Simple Solutions for Heartburn
The best way to avoid heartburn and prevent acid reflux is to support proper function of the lower esophageal sphincter.
The following are some practical ways to do this:
- Drink more water. Dehydration can lead to acid reflux by causing the lower esophageal sphincter to relax.
- Avoid medications that can weaken the lower esophageal sphincter. This includes bronchodilators such as theophylline, albuterol and ephedrine, and NSAIDs such as aspirin, ibuprofen and naproxen. It also includes calcium channel blockers, beta blockers, diazepam, valium, nitrates and demerol. Cigarettes should be avoided as well.
- Don’t overeat. Excessively large meals put pressure on the lower esophageal sphincter and encourage it to open when it shouldn’t.
- Next time you feel the acid rising, try sucking on a lemon wedge or drinking 2 tablespoons of apple cider vinegar right after a meal.
- If the acid problem goes away, this means that you don’t have enough stomach acid to do the job. If the acid problem worsens, there may be an ulcer or other inflammatory process going on that needs attention.
Supplementing With Hydrochloric Acid
Hydrochloric acid is naturally produced by the stomach and is the primary constituent of it’s digestive fluid.
For people who have a chronic insufficiency of stomach acid, hydrochloric acid supplementation can be a very effective way to improve digestion, absorption and many of the health issues that can be caused by malnutrition.
People who need hydrochloric acid supplementation tend to also benefit from digestive enzymes, especially pepsin.
Taking an Eagle DigestAid, with the morning and noon meals will help provide the stomach with the acids necessary to break down nutrients and also help lower the body’s pH.
Supplementation should be taken 20-30 minutes before meals to enhance absorption of nutrients and also protect against orally ingested pathogens and prevents the overgrowth of bacterial or fungal in the small intestine.
Don’t take it though if the HCL gives you heartburn. People who have a damaged gastrointestinal lining could potentially worsen the damage by taking hydrochloric acid.

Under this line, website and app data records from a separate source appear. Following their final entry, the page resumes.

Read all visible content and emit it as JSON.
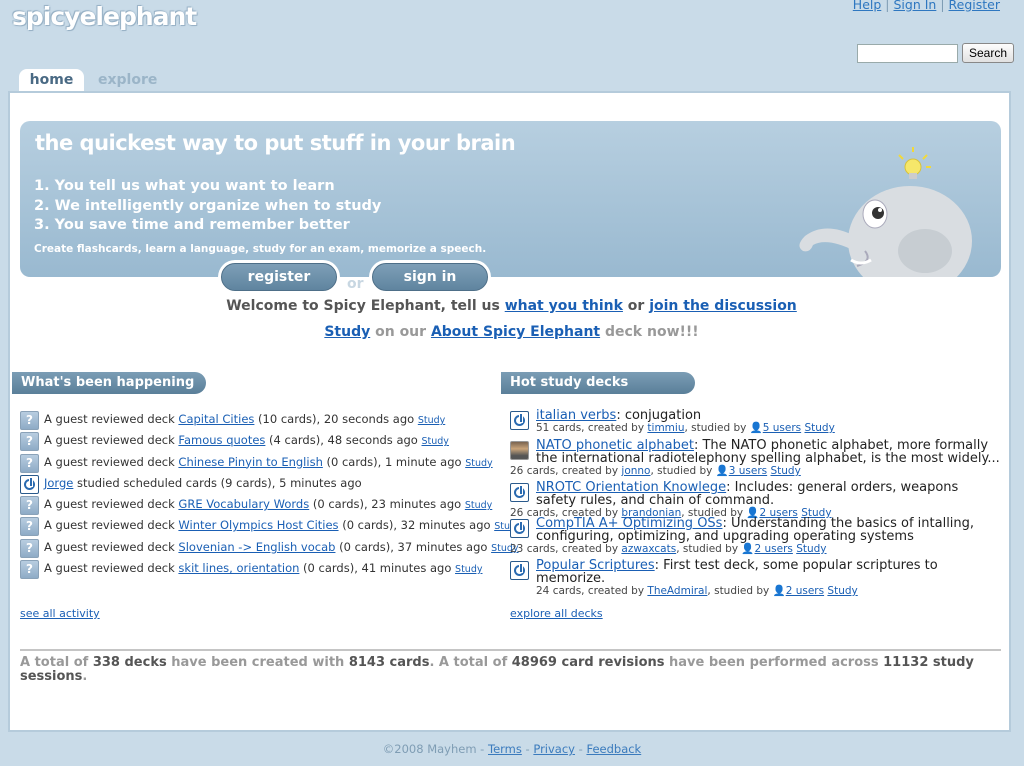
{
  "brand": {
    "logo_text": "spicyelephant"
  },
  "toplinks": {
    "help": "Help",
    "sep1": "|",
    "signin": "Sign In",
    "sep2": "|",
    "register": "Register"
  },
  "search": {
    "value": "",
    "button": "Search"
  },
  "tabs": [
    {
      "label": "home",
      "active": true
    },
    {
      "label": "explore",
      "active": false
    }
  ],
  "hero": {
    "title": "the quickest way to put stuff in your brain",
    "steps": [
      "1. You tell us what you want to learn",
      "2. We intelligently organize when to study",
      "3. You save time and remember better"
    ],
    "subtitle": "Create flashcards, learn a language, study for an exam, memorize a speech.",
    "register_label": "register",
    "or_label": "or",
    "signin_label": "sign in"
  },
  "welcome": {
    "text1": "Welcome to Spicy Elephant, tell us ",
    "link1": "what you think",
    "text2": " or ",
    "link2": "join the discussion",
    "study_link": "Study",
    "text3": " on our ",
    "deck_link": "About Spicy Elephant",
    "text4": " deck now!!!"
  },
  "activity": {
    "header": "What's been happening",
    "items": [
      {
        "icon": "question-icon",
        "actor": "A guest",
        "verb": " reviewed deck ",
        "deck": "Capital Cities",
        "detail": " (10 cards), 20 seconds ago ",
        "study": "Study"
      },
      {
        "icon": "question-icon",
        "actor": "A guest",
        "verb": " reviewed deck ",
        "deck": "Famous quotes",
        "detail": " (4 cards), 48 seconds ago ",
        "study": "Study"
      },
      {
        "icon": "question-icon",
        "actor": "A guest",
        "verb": " reviewed deck ",
        "deck": "Chinese Pinyin to English",
        "detail": " (0 cards), 1 minute ago ",
        "study": "Study"
      },
      {
        "icon": "power-icon",
        "actor": "Jorge",
        "verb": " studied scheduled cards ",
        "deck": "",
        "detail": "(9 cards), 5 minutes ago",
        "study": ""
      },
      {
        "icon": "question-icon",
        "actor": "A guest",
        "verb": " reviewed deck ",
        "deck": "GRE Vocabulary Words",
        "detail": " (0 cards), 23 minutes ago ",
        "study": "Study"
      },
      {
        "icon": "question-icon",
        "actor": "A guest",
        "verb": " reviewed deck ",
        "deck": "Winter Olympics Host Cities",
        "detail": " (0 cards), 32 minutes ago ",
        "study": "Study"
      },
      {
        "icon": "question-icon",
        "actor": "A guest",
        "verb": " reviewed deck ",
        "deck": "Slovenian -> English vocab",
        "detail": " (0 cards), 37 minutes ago ",
        "study": "Study"
      },
      {
        "icon": "question-icon",
        "actor": "A guest",
        "verb": " reviewed deck ",
        "deck": "skit lines, orientation",
        "detail": " (0 cards), 41 minutes ago ",
        "study": "Study"
      }
    ],
    "see_all": "see all activity"
  },
  "hot_decks": {
    "header": "Hot study decks",
    "items": [
      {
        "icon": "power-icon",
        "name": "italian verbs",
        "desc": ": conjugation",
        "cards": "51 cards, created by ",
        "creator": "timmiu",
        "studied": ", studied by ",
        "users": "5 users",
        "study": "Study"
      },
      {
        "icon": "photo-icon",
        "name": "NATO phonetic alphabet",
        "desc": ": The NATO phonetic alphabet, more formally the international radiotelephony spelling alphabet, is the most widely...",
        "cards": "26 cards, created by ",
        "creator": "jonno",
        "studied": ", studied by ",
        "users": "3 users",
        "study": "Study"
      },
      {
        "icon": "power-icon",
        "name": "NROTC Orientation Knowlege",
        "desc": ": Includes: general orders, weapons safety rules, and chain of command.",
        "cards": "26 cards, created by ",
        "creator": "brandonian",
        "studied": ", studied by ",
        "users": "2 users",
        "study": "Study"
      },
      {
        "icon": "power-icon",
        "name": "CompTIA A+ Optimizing OSs",
        "desc": ": Understanding the basics of intalling, configuring, optimizing, and upgrading operating systems",
        "cards": "23 cards, created by ",
        "creator": "azwaxcats",
        "studied": ", studied by ",
        "users": "2 users",
        "study": "Study"
      },
      {
        "icon": "power-icon",
        "name": "Popular Scriptures",
        "desc": ": First test deck, some popular scriptures to memorize.",
        "cards": "24 cards, created by ",
        "creator": "TheAdmiral",
        "studied": ", studied by ",
        "users": "2 users",
        "study": "Study"
      }
    ],
    "explore_all": "explore all decks"
  },
  "totals": {
    "t1": "A total of ",
    "decks": "338 decks",
    "t2": " have been created with ",
    "cards": "8143 cards",
    "t3": ". A total of ",
    "revisions": "48969 card revisions",
    "t4": " have been performed across ",
    "sessions": "11132 study sessions",
    "t5": "."
  },
  "footer": {
    "copyright": "©2008 Mayhem",
    "dash": " - ",
    "terms": "Terms",
    "privacy": "Privacy",
    "feedback": "Feedback"
  },
  "colors": {
    "page_bg": "#c9dbe8",
    "link": "#1a5fb4",
    "header_bar": "#5a7f99"
  }
}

Taking 1/2 to 1 teaspoon of aluminium free baking soda in the late afternoon will also stimulate the production of more hydrochloric acid.
Dr. Jonathan Wright, M.D., and Lane Lenard, Ph.D: Why Stomach Acid Is Good for You: Natural Relief from Heartburn, Indigestion, Reflux and Gerd. M. Evans & Company (2001)